The U.S. Drug Enforcement Administration on Tuesday warned of a new side effect of the nation's opioid crisis affecting police and first responders: accidental overdoses.

Law enforcement officers and paramedics are increasingly coming in contact with synthetic opioids such as fentanyl that can be dangerous and deadly, prompting the DEA warning and updated guidance nationwide.

In the new video campaign, acting DEA Administrator Chuck Rosenberg and two local police detectives from New Jersey appear on the video to urge law enforcement personnel who come in contact with fentanyl or fentanyl compounds, up to 50 times more potent than heroin, to take the drugs directly to a lab.

The two detectives were recently exposed to a very small amount of fentanyl, and say in the video, “I thought I was dying. It felt like my body was shutting down.”

“Exposure to an amount equivalent to a few grains of sand can kill you," Rosenberg warns in the video. "You can be in grave danger even if you unintentionally come into contact with fentanyl. This message about fentanyl could save your life or the life of a colleague, so please listen.”

While the DEA does not keep data quantifying the problem, first responders handling evidence or helping overdose victims are more frequently reporting breathing problems, dizziness and even loss of consciousness, according to Rosenberg.

Last month, an Ohio police officer accidentally overdosed on fentanyl after accidentally getting the deadly drug on his uniform during a traffic stop.

Over Memorial Day weekend, a Pennsylvania police officer came in contact with a powdery substance while searching a suspect’s car, resulting in an accidental overdose.

Rosenberg cautions police not to field test any substance they suspect may contain fentanyl, and reminds them that police dogs are also vulnerable, so police K-9 handlers must also be careful.

“Something that looks like heroin could be pure fentanyl—assume the worst,” he said. “Don’t touch these substances or their wrappings without the proper personal protective equipment.”

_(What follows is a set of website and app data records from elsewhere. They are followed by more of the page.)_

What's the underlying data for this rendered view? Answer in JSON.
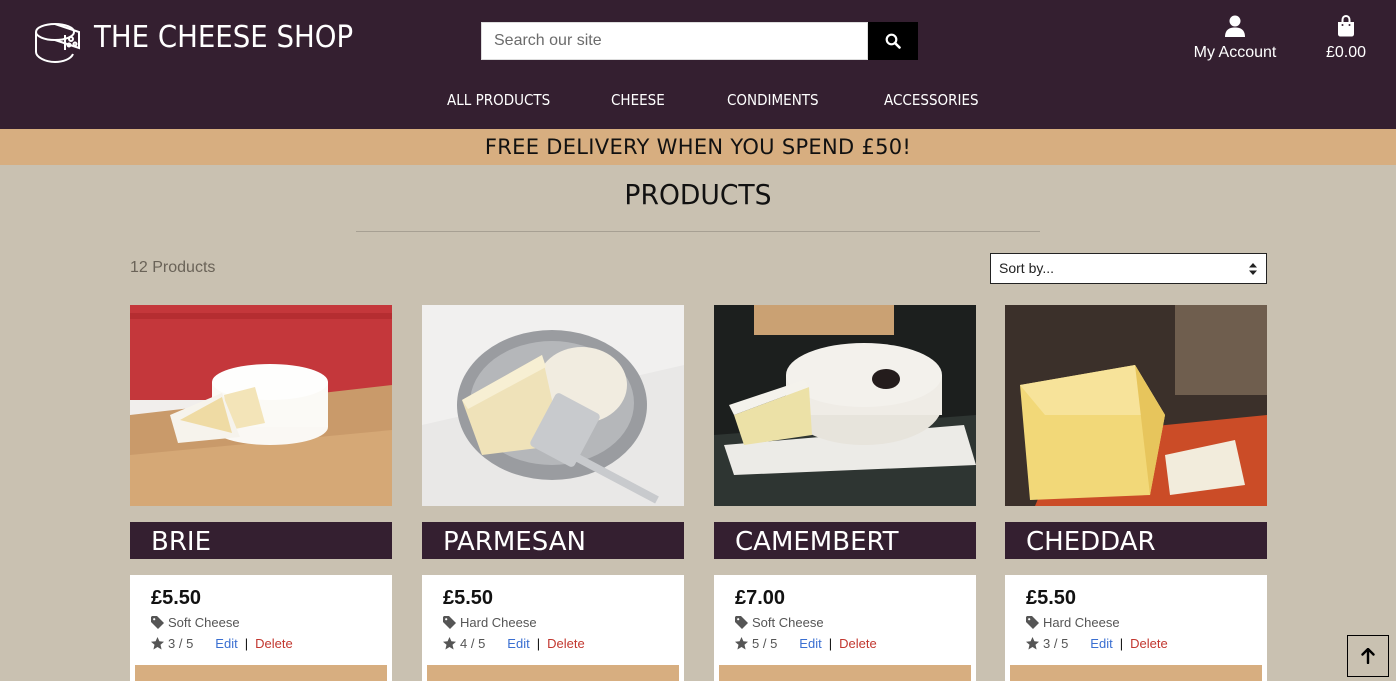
{
  "header": {
    "brand": "THE CHEESE SHOP",
    "search_placeholder": "Search our site",
    "account_label": "My Account",
    "bag_total": "£0.00",
    "nav": [
      "ALL PRODUCTS",
      "CHEESE",
      "CONDIMENTS",
      "ACCESSORIES"
    ]
  },
  "promo": "FREE DELIVERY WHEN YOU SPEND £50!",
  "page_title": "PRODUCTS",
  "toolbar": {
    "count": "12 Products",
    "sort_label": "Sort by..."
  },
  "products": [
    {
      "name": "BRIE",
      "price": "£5.50",
      "category": "Soft Cheese",
      "rating": "3 / 5",
      "edit": "Edit",
      "sep": "|",
      "delete": "Delete"
    },
    {
      "name": "PARMESAN",
      "price": "£5.50",
      "category": "Hard Cheese",
      "rating": "4 / 5",
      "edit": "Edit",
      "sep": "|",
      "delete": "Delete"
    },
    {
      "name": "CAMEMBERT",
      "price": "£7.00",
      "category": "Soft Cheese",
      "rating": "5 / 5",
      "edit": "Edit",
      "sep": "|",
      "delete": "Delete"
    },
    {
      "name": "CHEDDAR",
      "price": "£5.50",
      "category": "Hard Cheese",
      "rating": "3 / 5",
      "edit": "Edit",
      "sep": "|",
      "delete": "Delete"
    }
  ],
  "colors": {
    "header_bg": "#341f30",
    "accent": "#d7ae80",
    "page_bg": "#c9c1b1",
    "link": "#3a6fd1",
    "danger": "#c2372f"
  },
  "icons": [
    "cheese-logo-icon",
    "search-icon",
    "user-icon",
    "shopping-bag-icon",
    "tag-icon",
    "star-icon",
    "arrow-up-icon",
    "sort-arrows-icon"
  ]
}
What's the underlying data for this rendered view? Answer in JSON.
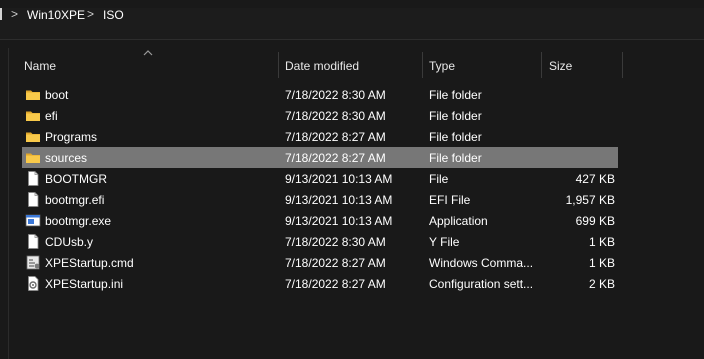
{
  "breadcrumb": {
    "items": [
      "Win10XPE",
      "ISO"
    ],
    "separator": ">"
  },
  "columns": {
    "name": "Name",
    "date": "Date modified",
    "type": "Type",
    "size": "Size"
  },
  "files": [
    {
      "name": "boot",
      "date": "7/18/2022 8:30 AM",
      "type": "File folder",
      "size": "",
      "icon": "folder-icon"
    },
    {
      "name": "efi",
      "date": "7/18/2022 8:30 AM",
      "type": "File folder",
      "size": "",
      "icon": "folder-icon"
    },
    {
      "name": "Programs",
      "date": "7/18/2022 8:27 AM",
      "type": "File folder",
      "size": "",
      "icon": "folder-icon"
    },
    {
      "name": "sources",
      "date": "7/18/2022 8:27 AM",
      "type": "File folder",
      "size": "",
      "icon": "folder-icon",
      "selected": true
    },
    {
      "name": "BOOTMGR",
      "date": "9/13/2021 10:13 AM",
      "type": "File",
      "size": "427 KB",
      "icon": "file-icon"
    },
    {
      "name": "bootmgr.efi",
      "date": "9/13/2021 10:13 AM",
      "type": "EFI File",
      "size": "1,957 KB",
      "icon": "file-icon"
    },
    {
      "name": "bootmgr.exe",
      "date": "9/13/2021 10:13 AM",
      "type": "Application",
      "size": "699 KB",
      "icon": "application-icon"
    },
    {
      "name": "CDUsb.y",
      "date": "7/18/2022 8:30 AM",
      "type": "Y File",
      "size": "1 KB",
      "icon": "file-icon"
    },
    {
      "name": "XPEStartup.cmd",
      "date": "7/18/2022 8:27 AM",
      "type": "Windows Comma...",
      "size": "1 KB",
      "icon": "script-icon"
    },
    {
      "name": "XPEStartup.ini",
      "date": "7/18/2022 8:27 AM",
      "type": "Configuration sett...",
      "size": "2 KB",
      "icon": "settings-file-icon"
    }
  ],
  "colors": {
    "background": "#191919",
    "selection": "#777777",
    "folder": "#f8c94a",
    "text": "#ffffff"
  }
}
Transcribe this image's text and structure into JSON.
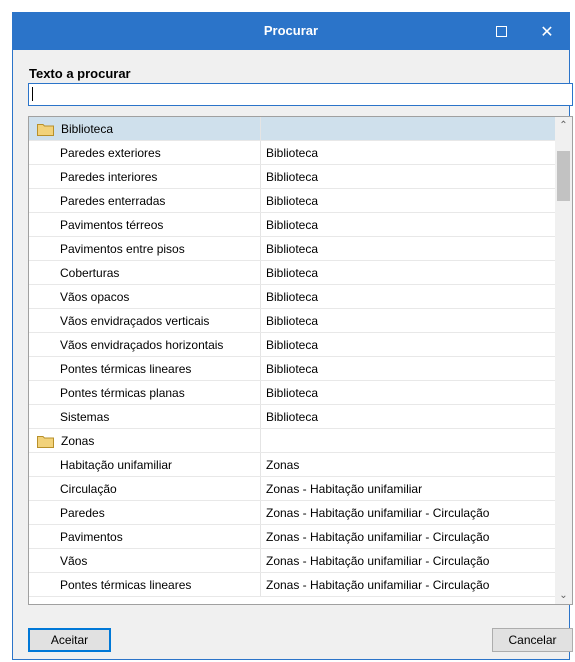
{
  "window": {
    "title": "Procurar"
  },
  "search": {
    "label": "Texto a procurar",
    "value": ""
  },
  "list": {
    "rows": [
      {
        "type": "group",
        "name": "Biblioteca",
        "path": "",
        "selected": true
      },
      {
        "type": "item",
        "name": "Paredes exteriores",
        "path": "Biblioteca"
      },
      {
        "type": "item",
        "name": "Paredes interiores",
        "path": "Biblioteca"
      },
      {
        "type": "item",
        "name": "Paredes enterradas",
        "path": "Biblioteca"
      },
      {
        "type": "item",
        "name": "Pavimentos térreos",
        "path": "Biblioteca"
      },
      {
        "type": "item",
        "name": "Pavimentos entre pisos",
        "path": "Biblioteca"
      },
      {
        "type": "item",
        "name": "Coberturas",
        "path": "Biblioteca"
      },
      {
        "type": "item",
        "name": "Vãos opacos",
        "path": "Biblioteca"
      },
      {
        "type": "item",
        "name": "Vãos envidraçados verticais",
        "path": "Biblioteca"
      },
      {
        "type": "item",
        "name": "Vãos envidraçados horizontais",
        "path": "Biblioteca"
      },
      {
        "type": "item",
        "name": "Pontes térmicas lineares",
        "path": "Biblioteca"
      },
      {
        "type": "item",
        "name": "Pontes térmicas planas",
        "path": "Biblioteca"
      },
      {
        "type": "item",
        "name": "Sistemas",
        "path": "Biblioteca"
      },
      {
        "type": "group",
        "name": "Zonas",
        "path": ""
      },
      {
        "type": "item",
        "name": "Habitação unifamiliar",
        "path": "Zonas"
      },
      {
        "type": "item",
        "name": "Circulação",
        "path": "Zonas - Habitação unifamiliar"
      },
      {
        "type": "item",
        "name": "Paredes",
        "path": "Zonas - Habitação unifamiliar - Circulação"
      },
      {
        "type": "item",
        "name": "Pavimentos",
        "path": "Zonas - Habitação unifamiliar - Circulação"
      },
      {
        "type": "item",
        "name": "Vãos",
        "path": "Zonas - Habitação unifamiliar - Circulação"
      },
      {
        "type": "item",
        "name": "Pontes térmicas lineares",
        "path": "Zonas - Habitação unifamiliar - Circulação"
      }
    ]
  },
  "buttons": {
    "ok": "Aceitar",
    "cancel": "Cancelar"
  },
  "icons": {
    "folder": "folder-icon",
    "maximize": "maximize-icon",
    "close": "close-icon",
    "scroll_up": "chevron-up-icon",
    "scroll_down": "chevron-down-icon"
  },
  "colors": {
    "titlebar": "#2b74c9",
    "selected_row": "#cfe0ec",
    "folder": "#f2d27a"
  }
}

The DEA first issued a nationwide alert on fentanyl in March 2015, a year when more than 33,000 people died from heroin, fentanyl and other opioid drugs. The preliminary numbers for 2016 show an increase to almost 60,000 deaths, which would be the largest annual increase in American history.

“The opioid epidemic nationwide has caused havoc and heartbreak for our children, friends and neighbors,” Deputy Attorney General Rod Rosenstein said in a statement. “Any fentanyl exposure can kill innocent law enforcement, first responders and the public. As we continue to fight this epidemic, it is critical that we provide every tool necessary to educate the public and law enforcement about the dangers of fentanyl and its deadly consequences.”

The Associated Press contributed to this report.